Shop Mobile More Submit  Join Login
The goal of this page is to tell you a little more on what palomino horses are :)

Official standards
A palomino's coat must be golden or be no more than three shades lighter or darker than a freshly minted penny. The mane and tail are to be white with less than 10% of other colours. "White markings are permitted on the legs, but must not extend beyond the knees or hocks. A small amount of white is also permitted on the face" (Wikipedia). The skin is gray, black, brown or motley without underlying pink skin or spots, except on the face or legs. The eyes are black, hazel, or brown. The qualification is based only on the colour ; the breed can be anything. Some breeds, like haflingers, are not palomino but chestnut with light mane and tail ; they don't have the gene that makes a proper palomino horse.
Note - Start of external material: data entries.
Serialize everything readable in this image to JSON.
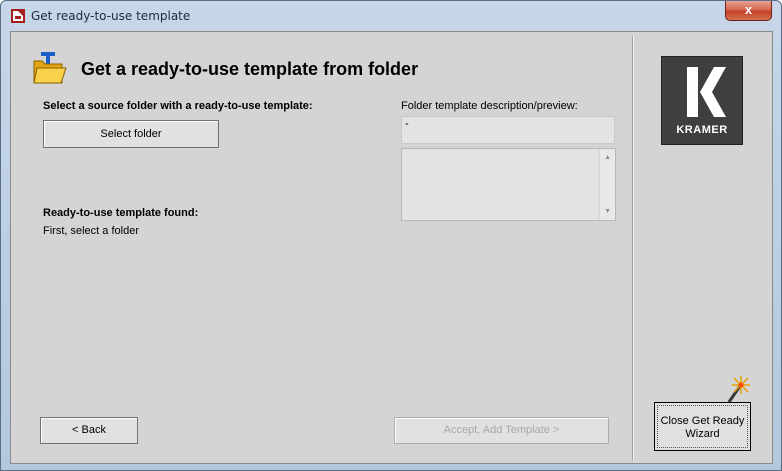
{
  "window": {
    "title": "Get ready-to-use template",
    "close_symbol": "x"
  },
  "header": {
    "title": "Get a ready-to-use template from folder",
    "icon": "template-folder-icon"
  },
  "source": {
    "label": "Select a source folder with a ready-to-use template:",
    "select_button": "Select folder"
  },
  "description": {
    "label": "Folder template description/preview:",
    "value": "-"
  },
  "found": {
    "label": "Ready-to-use template found:",
    "value": "First, select a folder"
  },
  "buttons": {
    "back": "< Back",
    "accept": "Accept, Add Template >",
    "close_wizard_line1": "Close Get Ready",
    "close_wizard_line2": "Wizard"
  },
  "logo": {
    "text": "KRAMER"
  },
  "colors": {
    "dialog_bg": "#d4d4d4",
    "logo_bg": "#3f3f3f",
    "close_button": "#c44128",
    "icon_folder": "#f4c22b",
    "icon_blue": "#1a5fc8"
  }
}
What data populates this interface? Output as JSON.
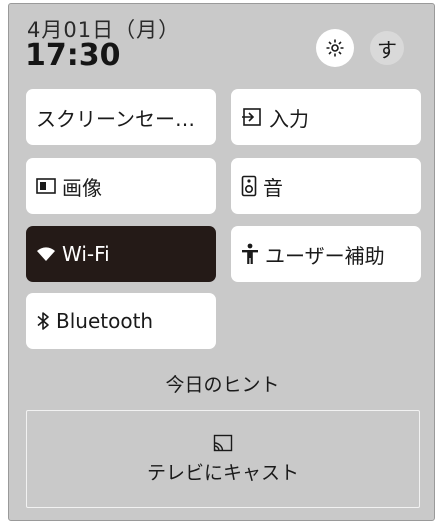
{
  "header": {
    "date": "4月01日（月）",
    "time": "17:30",
    "avatar_initial": "す",
    "settings_icon": "gear-icon"
  },
  "tiles": [
    {
      "label": "スクリーンセー…",
      "icon": null,
      "active": false
    },
    {
      "label": "入力",
      "icon": "input-icon",
      "active": false
    },
    {
      "label": "画像",
      "icon": "picture-icon",
      "active": false
    },
    {
      "label": "音",
      "icon": "speaker-icon",
      "active": false
    },
    {
      "label": "Wi-Fi",
      "icon": "wifi-icon",
      "active": true
    },
    {
      "label": "ユーザー補助",
      "icon": "accessibility-icon",
      "active": false
    },
    {
      "label": "Bluetooth",
      "icon": "bluetooth-icon",
      "active": false
    }
  ],
  "hint": {
    "title": "今日のヒント"
  },
  "cast": {
    "label": "テレビにキャスト",
    "icon": "cast-icon"
  },
  "colors": {
    "panel_bg": "#c9c9c9",
    "tile_bg": "#ffffff",
    "active_tile_bg": "#241a17"
  }
}
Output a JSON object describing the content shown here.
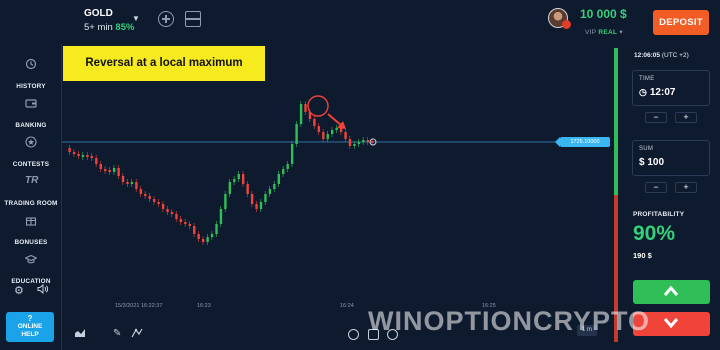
{
  "asset": {
    "name": "GOLD",
    "duration": "5+ min",
    "payout": "85%"
  },
  "account": {
    "balance": "10 000 $",
    "status_prefix": "VIP",
    "status": "REAL",
    "deposit_label": "DEPOSIT"
  },
  "sidebar": {
    "items": [
      {
        "label": "HISTORY",
        "icon": "history-icon"
      },
      {
        "label": "BANKING",
        "icon": "wallet-icon"
      },
      {
        "label": "CONTESTS",
        "icon": "star-icon"
      },
      {
        "label": "TRADING ROOM",
        "icon": "tr-logo-icon"
      },
      {
        "label": "BONUSES",
        "icon": "gift-icon"
      },
      {
        "label": "EDUCATION",
        "icon": "graduation-cap-icon"
      }
    ],
    "help_label_1": "?",
    "help_label_2": "ONLINE",
    "help_label_3": "HELP"
  },
  "chart": {
    "banner": "Reversal at a local maximum",
    "datestamp": "15/3/2021 16:22:37",
    "time_labels": [
      "16:23",
      "16:24",
      "16:25"
    ],
    "price_tag": "1725.10000",
    "timeframe": "1 m"
  },
  "panel": {
    "clock": "12:06:05",
    "timezone": "(UTC +2)",
    "time_label": "TIME",
    "time_value": "12:07",
    "sum_label": "SUM",
    "sum_value": "$ 100",
    "profitability_label": "PROFITABILITY",
    "profitability_pct": "90%",
    "profit_amount": "190 $"
  },
  "watermark": "WINOPTIONCRYPTO",
  "colors": {
    "bg": "#0e1a2e",
    "green": "#2fbf56",
    "red": "#f0433a",
    "accent": "#f25c25",
    "banner": "#f7ea1f"
  }
}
History and origin
As for most colour breeds, the palomino's origin is unclear. "It is believed that the Palomino horse existed in China, although they were introduced to the US from Spain where their colouring was popular and their breeding was encouraged by Queen Isabella." (Equine World UK) The first associations arose in the United States, and it is the only country to recognize it as an official breed. Generally, palominos are symbols of the Sun in some cultures, a sign of God in others, and they are found all around History, scattered here and there but definitely present. It is likely that the colour is as old as the horse kind itself.
Nowadays, palominos in general are seen not as rarely as one could have thought. They are particularly sought for parades and competitions, as their colour stands out a lot of the usual chestnuts and bays.

Most modern associations are fighting to make the palomino a worldwide breed, but unfortunately, to be recognized as such, two horses of the same characteristics have to be able to produce a foal bearing them. If two palominos were to mate, the odds are extremely strong that the offspring will be a cremello. The best match found has been to cross a chestnut and a palomino, but there is still fifty percent chances to fail.


Color variations :


Recent Journal Entries

Journal Writers